Mirror smooth and glinting invitingly in the winter sun.
I doubt it stretched 30 yards in its SW/NE cut across the slope of Letham school’s asphalt, but I can see it yet, the morning distraction for a primary loon counting down the minutes to 11 o’clock play-piece.
That bell which would herald the headlong rush out the main door and down the icy slide a schoolful of kids hoped would bear up against the first warming rays of the day.
We didn’t have to worry about our fun being spoiled by a liberal dose of salt because Jannie Jim – a big man, firm but fair and with hands like shovels – left our slide alone, knowing he’d be close at hand during break-time to pick up anyone who took a tumble.

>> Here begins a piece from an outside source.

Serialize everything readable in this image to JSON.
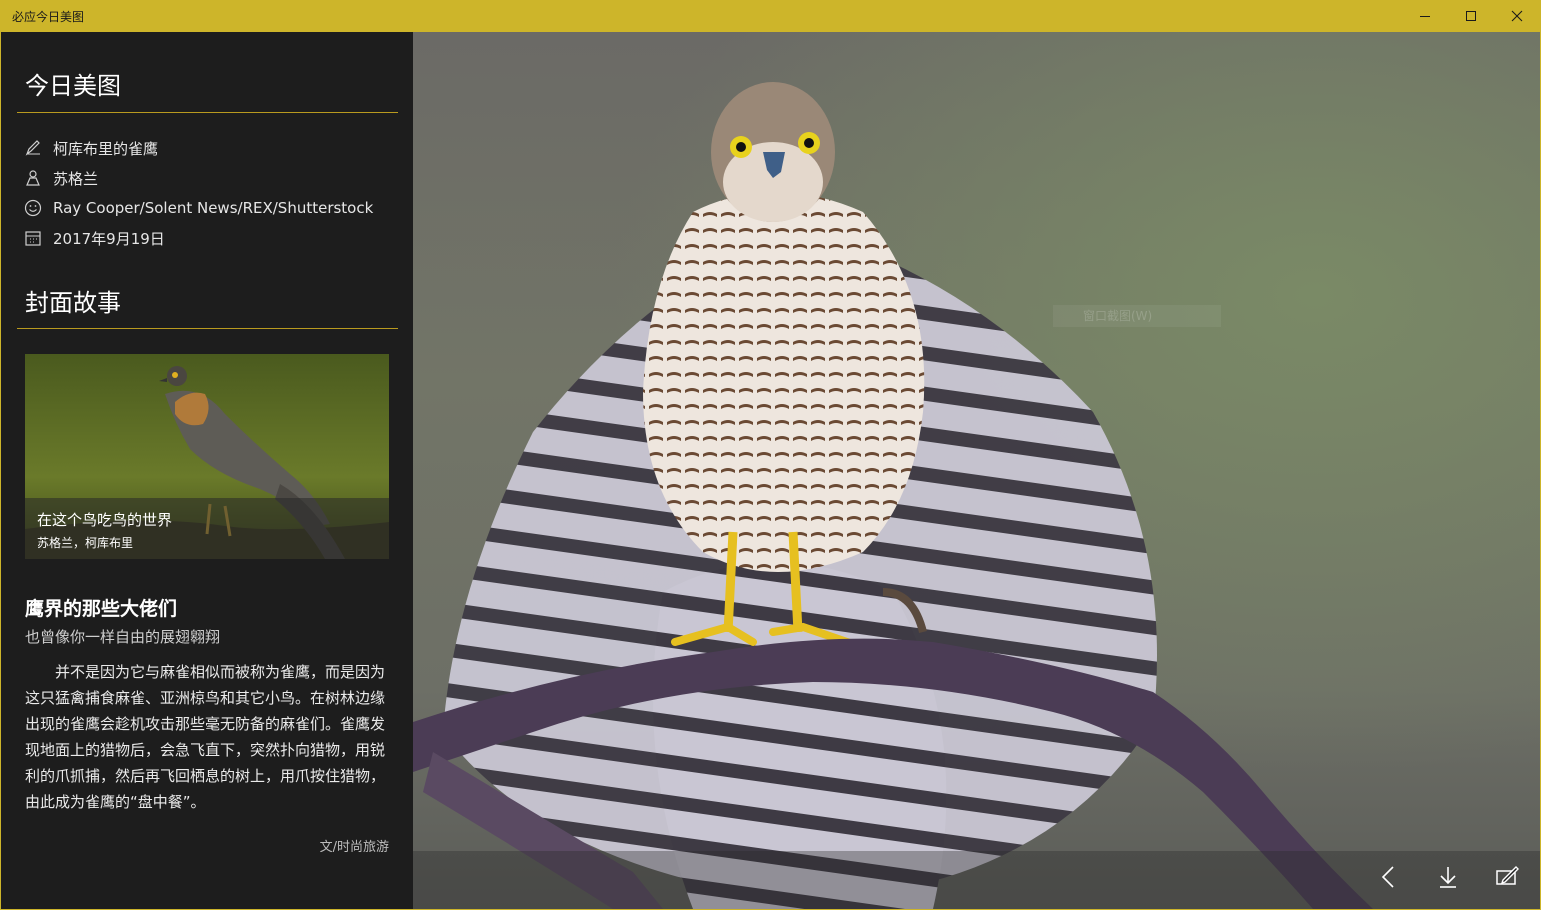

So it was rising mercury which was the only concern for the super-fast track in a different elf’n’safety era to that which would probably now see the entire playground barriered off for cotton-wool wrapped kids.
Perhaps that’s the way it should be, but there’s also a school of thought that you need to be able to take a knock or two on the travels along life’s path.
That journey might remain a little tricky for kids in communities such as the biggest village in Angus, as well as the likes of Friockheim, Edzell, Birkhill and Ferryden with the latest tinkering around the edges of the winter gritting policy for Angus towns and villages.
Stung by criticism over cost-cutting plans which would have shaved six-figures from the annual £2 million-plus bill to battle the elements, councillors went back into a huddle over how villages might be brought in from the cold after a previous decision which would have seen only town pavements covered by the authority’s mini-tractor fleet.
The upshot compromise is reduced cover for Forfar, Brechin, Monifieth and Montrose so the machines – and grit – can be spread a little wider into the smaller communities.
But perhaps surprisingly, in light of earlier concerns that village kids might be dicing with more danger than burgh counterparts on un-gritted pavements, no eyebrows were raised by the clear indication in the official report that villages probably won’t see a path snowplough until after the bell has gone for the start of the school day.
It seems the decision-makers and youngsters alike may still be venturing out on thin ice.